Core Muscle Strength — Why it's Important to Maintain
ROCHESTER, Minn. — September 20, 2012. Core muscles — located around the midsection and pelvis — are critical to physical activities ranging from folding laundry and carrying groceries to serving a tennis ball or swinging a golf club. The September issue of Mayo Clinic Health Letter covers the importance of strengthening and maintaining core muscles.
Twenty-nine pairs of muscles make up the core. They are sometimes described as a muscular box. The roof is the diaphragm, the large muscle below the lungs. The base includes the pelvic floor and girdle of muscles around the hips. The abdominal muscles are the front of the core box. At the back are the paraspinal muscles that support the spine, and the large gluteal muscles.
This muscular box provides the foundation for moving the arms and legs. Core muscles support the body's shift in balance, providing a stable foundation for daily activities and exercise. A well-conditioned core reduces the risk of low back pain and helps maintain good posture.

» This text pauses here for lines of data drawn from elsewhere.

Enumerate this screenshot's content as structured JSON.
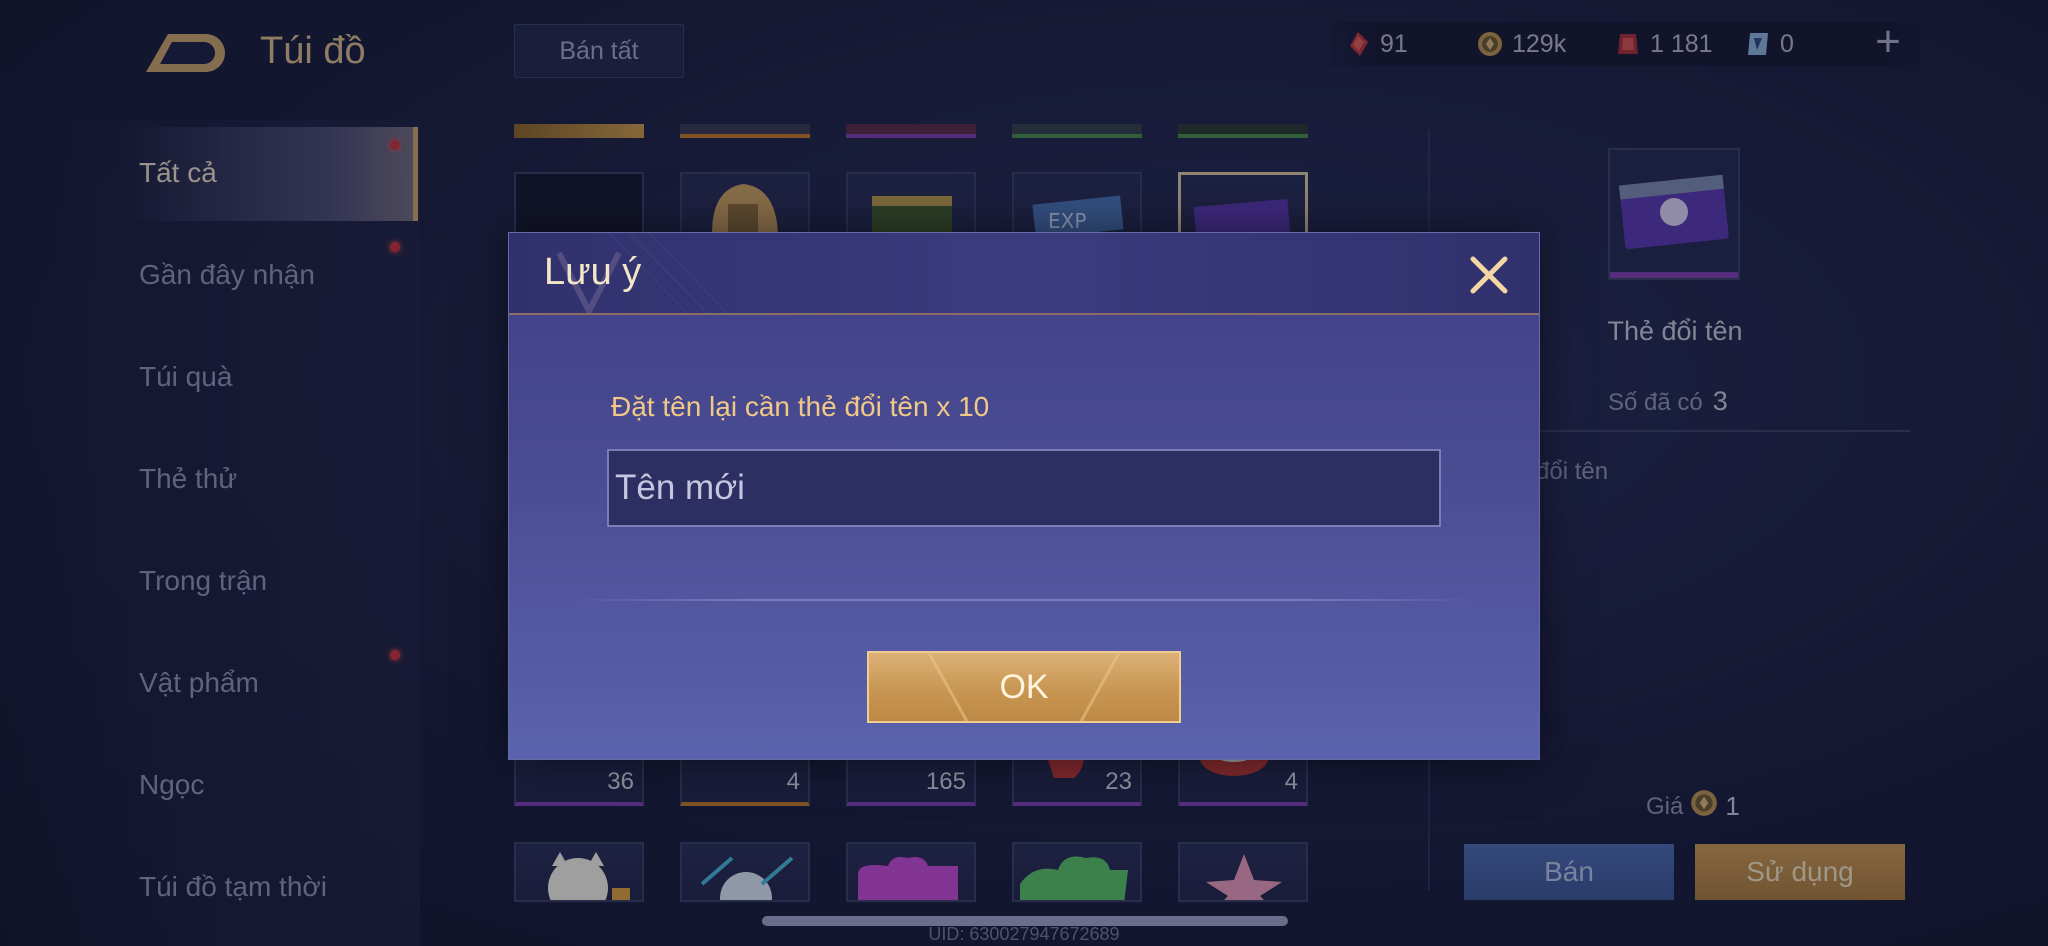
{
  "header": {
    "title": "Túi đồ",
    "sell_all_label": "Bán tất"
  },
  "currencies": [
    {
      "icon": "red-crystal-icon",
      "value": "91"
    },
    {
      "icon": "gold-coin-icon",
      "value": "129k"
    },
    {
      "icon": "red-voucher-icon",
      "value": "1 181"
    },
    {
      "icon": "blue-ticket-icon",
      "value": "0"
    }
  ],
  "sidebar": {
    "items": [
      {
        "label": "Tất cả",
        "active": true,
        "dot": true
      },
      {
        "label": "Gần đây nhận",
        "dot": true
      },
      {
        "label": "Túi quà"
      },
      {
        "label": "Thẻ thử"
      },
      {
        "label": "Trong trận"
      },
      {
        "label": "Vật phẩm",
        "dot": true
      },
      {
        "label": "Ngọc"
      },
      {
        "label": "Túi đồ tạm thời"
      }
    ]
  },
  "grid": {
    "counts": [
      "36",
      "4",
      "165",
      "23",
      "4"
    ]
  },
  "detail": {
    "item_name": "Thẻ đổi tên",
    "owned_label": "Số đã có",
    "owned_value": "3",
    "description_fragment": "đổi tên",
    "price_label": "Giá",
    "price_value": "1",
    "sell_label": "Bán",
    "use_label": "Sử dụng"
  },
  "modal": {
    "title": "Lưu ý",
    "message": "Đặt tên lại cần thẻ đổi tên x 10",
    "input_placeholder": "Tên mới",
    "input_value": "",
    "ok_label": "OK"
  },
  "footer": {
    "uid": "UID: 630027947672689"
  },
  "colors": {
    "accent_gold": "#d7b98a",
    "modal_bg": "#4a4c92",
    "ok_button": "#c89652",
    "sell_button": "#3a5593"
  }
}
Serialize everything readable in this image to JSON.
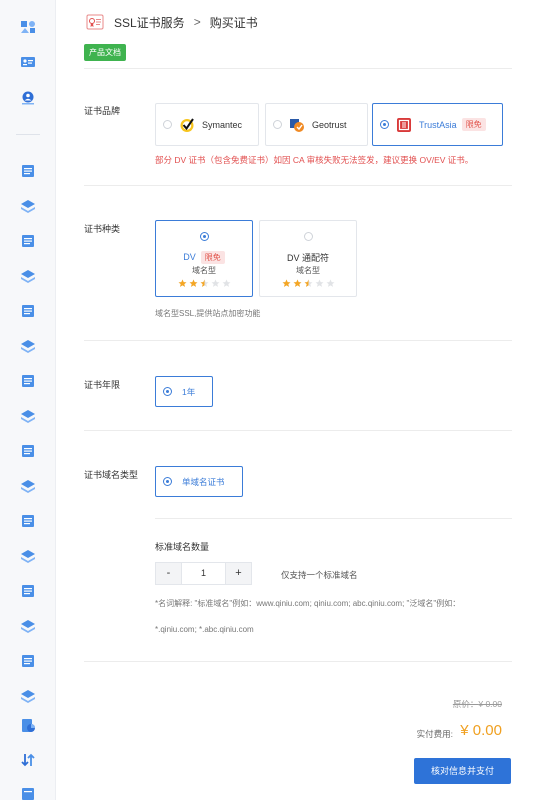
{
  "header": {
    "breadcrumb_root": "SSL证书服务",
    "breadcrumb_sep": ">",
    "breadcrumb_current": "购买证书",
    "doc_badge": "产品文档"
  },
  "brand": {
    "label": "证书品牌",
    "options": [
      {
        "name": "Symantec",
        "icon": "symantec-logo",
        "selected": false
      },
      {
        "name": "Geotrust",
        "icon": "geotrust-logo",
        "selected": false
      },
      {
        "name": "TrustAsia",
        "icon": "trustasia-logo",
        "selected": true,
        "tag": "限免"
      }
    ],
    "warning": "部分 DV 证书（包含免费证书）如因 CA 审核失败无法签发，建议更换 OV/EV 证书。"
  },
  "cert_type": {
    "label": "证书种类",
    "options": [
      {
        "title": "DV",
        "tag": "限免",
        "subtitle": "域名型",
        "rating": 2.5,
        "max_rating": 5,
        "selected": true
      },
      {
        "title": "DV 通配符",
        "subtitle": "域名型",
        "rating": 2.5,
        "max_rating": 5,
        "selected": false
      }
    ],
    "hint": "域名型SSL,提供站点加密功能"
  },
  "period": {
    "label": "证书年限",
    "option": "1年"
  },
  "domain_type": {
    "label": "证书域名类型",
    "option": "单域名证书"
  },
  "quantity": {
    "title": "标准域名数量",
    "minus": "-",
    "value": "1",
    "plus": "+",
    "note": "仅支持一个标准域名",
    "explain_line1": "*名词解释: \"标准域名\"例如：www.qiniu.com; qiniu.com; abc.qiniu.com; \"泛域名\"例如：",
    "explain_line2": "*.qiniu.com; *.abc.qiniu.com"
  },
  "pricing": {
    "original_label": "原价：",
    "original_value": "¥ 0.00",
    "actual_label": "实付费用:",
    "actual_value": "¥ 0.00"
  },
  "pay_button": "核对信息并支付",
  "colors": {
    "accent": "#2e73d8",
    "success": "#3fb34f",
    "warning_text": "#e25050",
    "price": "#f0a020",
    "star": "#f5a623"
  }
}
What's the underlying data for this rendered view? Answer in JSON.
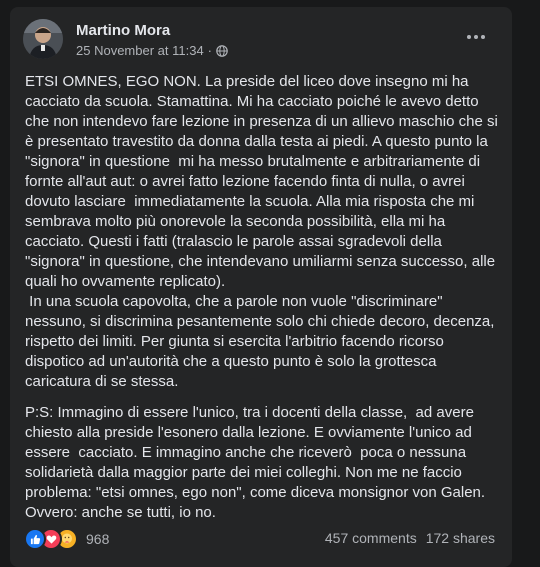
{
  "post": {
    "author": "Martino Mora",
    "timestamp": "25 November at 11:34",
    "separator": "·",
    "privacy_icon": "globe-icon",
    "more_icon": "more-dots-icon",
    "paragraphs": [
      "ETSI OMNES, EGO NON. La preside del liceo dove insegno mi ha cacciato da scuola. Stamattina. Mi ha cacciato poiché le avevo detto che non intendevo fare lezione in presenza di un allievo maschio che si è presentato travestito da donna dalla testa ai piedi. A questo punto la \"signora\" in questione  mi ha messo brutalmente e arbitrariamente di fornte all'aut aut: o avrei fatto lezione facendo finta di nulla, o avrei dovuto lasciare  immediatamente la scuola. Alla mia risposta che mi sembrava molto più onorevole la seconda possibilità, ella mi ha cacciato. Questi i fatti (tralascio le parole assai sgradevoli della \"signora\" in questione, che intendevano umiliarmi senza successo, alle quali ho ovvamente replicato).\n In una scuola capovolta, che a parole non vuole \"discriminare\" nessuno, si discrimina pesantemente solo chi chiede decoro, decenza, rispetto dei limiti. Per giunta si esercita l'arbitrio facendo ricorso dispotico ad un'autorità che a questo punto è solo la grottesca caricatura di se stessa.",
      "P:S: Immagino di essere l'unico, tra i docenti della classe,  ad avere chiesto alla preside l'esonero dalla lezione. E ovviamente l'unico ad essere  cacciato. E immagino anche che riceverò  poca o nessuna solidarietà dalla maggior parte dei miei colleghi. Non me ne faccio problema: \"etsi omnes, ego non\", come diceva monsignor von Galen. Ovvero: anche se tutti, io no."
    ]
  },
  "footer": {
    "reaction_icons": [
      "like-icon",
      "love-icon",
      "care-icon"
    ],
    "reaction_count": "968",
    "comments": "457 comments",
    "shares": "172 shares"
  },
  "colors": {
    "background": "#18191a",
    "card": "#242526",
    "text": "#e4e6eb",
    "secondary_text": "#b0b3b8",
    "like": "#1877f2",
    "love": "#f33e58",
    "care": "#f7b125"
  }
}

Exercises that focus on the body's midsection can strengthen the core muscles. One option is simply balancing on one leg while keeping the back and pelvis stable. Pilates, tai chi and yoga involve many core-building movements. A personal trainer or physical therapist also can offer exercise suggestions. To get the most benefit and avoid injury, it's wise to learn proper techniques.
Mayo Clinic Health Letter is an eight-page monthly newsletter of reliable, accurate and practical information on today's health and medical news. To subscribe, please call 800-333-9037 (toll-free), extension 9771, or visit Mayo Clinic Health Letter Online.
About Mayo Clinic:
Recognizing 150 years of serving humanity in 2014, Mayo Clinic is a nonprofit worldwide leader in medical care, research and education for people from all walks of life. For more information, visit 150years.mayoclinic.org, http://www.mayoclinic.org and newsnetwork.mayoclinic.org.
Media Contact: Ginger Plumbo, 507-284-5005 (days), firstname.lastname@example.org